Photo credit: Gustavo Madico

July 23, 2010 - In the News

Morse quoted and PESD Working Paper featured in ClimateWire and The New York Times

Appeared in ClimateWire, The New York Times, July 21, 2010

China's lead in terms of coal use and carbon emissions has made it central to international efforts to reduce climate change. But "absent bankrupting the treasuries of several developed countries," Richard Morse, lead author on the PESD paper, said in an interview, widespread deployment of CCS technologies in China is not realistic from an economic standpoint. The energy pricing system in China, Morse said, is already strained from subsidies to the existing coal industry and development projects like new nuclear plants and advanced coal plants. Abundant, cheap energy has fueled economic growth and raised the average quality of life in China, but the subsidies to the system also create long-term challenges.

"You would need fundamental reform and restructuring of the Chinese power market before any type of serious deployment of CCS would be viable" on a scale that would have meaningful implications for global climate, said Morse.  Without a price on carbon, which few countries have been willing to implement, Morse said he remains pessimistic about CCS's possibilities.A main driver for Chinese interest in CCS technology, according to Morse and his colleagues, is the development of new technologies.

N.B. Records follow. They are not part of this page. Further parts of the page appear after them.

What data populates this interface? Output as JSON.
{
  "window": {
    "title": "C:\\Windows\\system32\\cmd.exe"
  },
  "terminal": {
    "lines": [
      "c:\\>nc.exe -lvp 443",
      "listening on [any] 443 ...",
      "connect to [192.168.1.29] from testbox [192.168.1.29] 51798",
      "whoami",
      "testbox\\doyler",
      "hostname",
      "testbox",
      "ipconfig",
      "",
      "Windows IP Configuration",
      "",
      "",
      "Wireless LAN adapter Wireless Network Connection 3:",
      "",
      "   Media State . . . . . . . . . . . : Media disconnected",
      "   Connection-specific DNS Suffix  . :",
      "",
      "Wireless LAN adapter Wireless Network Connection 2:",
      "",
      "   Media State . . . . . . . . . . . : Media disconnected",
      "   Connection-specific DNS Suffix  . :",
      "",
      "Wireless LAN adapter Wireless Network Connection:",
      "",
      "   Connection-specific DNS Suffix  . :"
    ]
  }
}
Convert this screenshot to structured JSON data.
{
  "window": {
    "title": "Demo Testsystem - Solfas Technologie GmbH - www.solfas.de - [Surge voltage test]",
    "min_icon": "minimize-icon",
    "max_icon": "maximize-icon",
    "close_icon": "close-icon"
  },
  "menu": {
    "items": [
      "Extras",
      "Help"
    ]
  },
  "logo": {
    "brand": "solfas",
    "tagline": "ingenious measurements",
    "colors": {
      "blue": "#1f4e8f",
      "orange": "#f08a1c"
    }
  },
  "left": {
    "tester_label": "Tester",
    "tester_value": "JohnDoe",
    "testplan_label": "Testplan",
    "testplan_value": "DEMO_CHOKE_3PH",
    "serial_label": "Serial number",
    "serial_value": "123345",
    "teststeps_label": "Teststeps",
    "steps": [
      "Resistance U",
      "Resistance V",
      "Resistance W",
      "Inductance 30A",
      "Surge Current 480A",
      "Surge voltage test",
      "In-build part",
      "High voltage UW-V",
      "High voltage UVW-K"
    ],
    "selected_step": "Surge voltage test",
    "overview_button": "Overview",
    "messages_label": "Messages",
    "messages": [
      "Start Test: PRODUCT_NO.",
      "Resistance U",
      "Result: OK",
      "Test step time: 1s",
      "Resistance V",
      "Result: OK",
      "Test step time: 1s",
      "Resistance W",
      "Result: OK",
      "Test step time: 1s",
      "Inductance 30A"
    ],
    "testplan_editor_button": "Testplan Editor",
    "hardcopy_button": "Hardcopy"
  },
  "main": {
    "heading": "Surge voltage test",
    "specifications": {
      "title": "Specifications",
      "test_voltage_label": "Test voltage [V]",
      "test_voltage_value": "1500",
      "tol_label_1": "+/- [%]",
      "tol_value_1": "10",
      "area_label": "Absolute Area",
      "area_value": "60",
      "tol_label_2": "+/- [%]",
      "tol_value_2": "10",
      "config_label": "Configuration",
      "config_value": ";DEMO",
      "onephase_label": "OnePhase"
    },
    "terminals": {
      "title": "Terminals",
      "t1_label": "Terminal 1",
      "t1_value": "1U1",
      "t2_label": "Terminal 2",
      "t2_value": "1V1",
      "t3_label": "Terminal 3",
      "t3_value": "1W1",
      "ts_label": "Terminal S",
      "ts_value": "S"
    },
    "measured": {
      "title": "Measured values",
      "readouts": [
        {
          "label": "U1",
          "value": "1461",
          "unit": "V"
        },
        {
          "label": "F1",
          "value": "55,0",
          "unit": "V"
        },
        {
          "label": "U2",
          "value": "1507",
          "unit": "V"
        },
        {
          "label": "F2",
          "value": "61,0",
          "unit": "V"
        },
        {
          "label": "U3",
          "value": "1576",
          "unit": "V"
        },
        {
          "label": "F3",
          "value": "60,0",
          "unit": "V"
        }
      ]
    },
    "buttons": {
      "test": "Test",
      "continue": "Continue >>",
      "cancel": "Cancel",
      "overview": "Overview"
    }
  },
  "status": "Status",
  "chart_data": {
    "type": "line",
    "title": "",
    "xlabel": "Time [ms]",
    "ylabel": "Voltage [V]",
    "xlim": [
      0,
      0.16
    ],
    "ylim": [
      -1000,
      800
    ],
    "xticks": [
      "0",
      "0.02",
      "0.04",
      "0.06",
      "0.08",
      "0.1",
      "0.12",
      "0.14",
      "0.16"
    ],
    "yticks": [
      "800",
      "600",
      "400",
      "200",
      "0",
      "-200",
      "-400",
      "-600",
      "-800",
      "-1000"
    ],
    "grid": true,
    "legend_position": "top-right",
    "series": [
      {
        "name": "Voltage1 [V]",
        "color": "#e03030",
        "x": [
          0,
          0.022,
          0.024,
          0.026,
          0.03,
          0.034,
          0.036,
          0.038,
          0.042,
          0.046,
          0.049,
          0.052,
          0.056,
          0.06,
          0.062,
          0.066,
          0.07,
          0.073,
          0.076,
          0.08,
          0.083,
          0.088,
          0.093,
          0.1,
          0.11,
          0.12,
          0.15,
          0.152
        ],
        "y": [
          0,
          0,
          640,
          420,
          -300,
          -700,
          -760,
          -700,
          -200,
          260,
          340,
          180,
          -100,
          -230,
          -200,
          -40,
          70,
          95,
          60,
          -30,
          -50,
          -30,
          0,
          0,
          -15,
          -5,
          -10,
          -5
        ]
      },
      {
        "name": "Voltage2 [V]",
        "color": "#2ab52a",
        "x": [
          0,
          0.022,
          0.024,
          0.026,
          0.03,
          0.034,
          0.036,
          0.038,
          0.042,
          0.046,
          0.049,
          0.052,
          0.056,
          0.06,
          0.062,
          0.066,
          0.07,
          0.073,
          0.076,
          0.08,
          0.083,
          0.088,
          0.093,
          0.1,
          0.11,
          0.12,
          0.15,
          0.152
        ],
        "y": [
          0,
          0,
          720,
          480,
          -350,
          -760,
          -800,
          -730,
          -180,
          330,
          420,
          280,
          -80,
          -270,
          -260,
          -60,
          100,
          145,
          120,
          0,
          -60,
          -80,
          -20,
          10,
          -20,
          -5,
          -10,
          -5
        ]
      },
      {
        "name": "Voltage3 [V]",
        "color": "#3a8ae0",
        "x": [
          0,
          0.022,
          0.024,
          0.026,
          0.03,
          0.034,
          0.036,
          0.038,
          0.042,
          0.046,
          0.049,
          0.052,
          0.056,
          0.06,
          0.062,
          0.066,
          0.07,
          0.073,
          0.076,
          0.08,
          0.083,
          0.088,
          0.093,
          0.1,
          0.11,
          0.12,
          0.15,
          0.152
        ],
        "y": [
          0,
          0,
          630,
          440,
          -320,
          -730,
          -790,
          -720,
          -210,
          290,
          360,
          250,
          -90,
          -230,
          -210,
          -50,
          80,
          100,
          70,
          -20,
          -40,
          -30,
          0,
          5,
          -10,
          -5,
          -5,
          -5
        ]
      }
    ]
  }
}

Topics: Carbon capture and storage | Climate change | Coal | Energy | China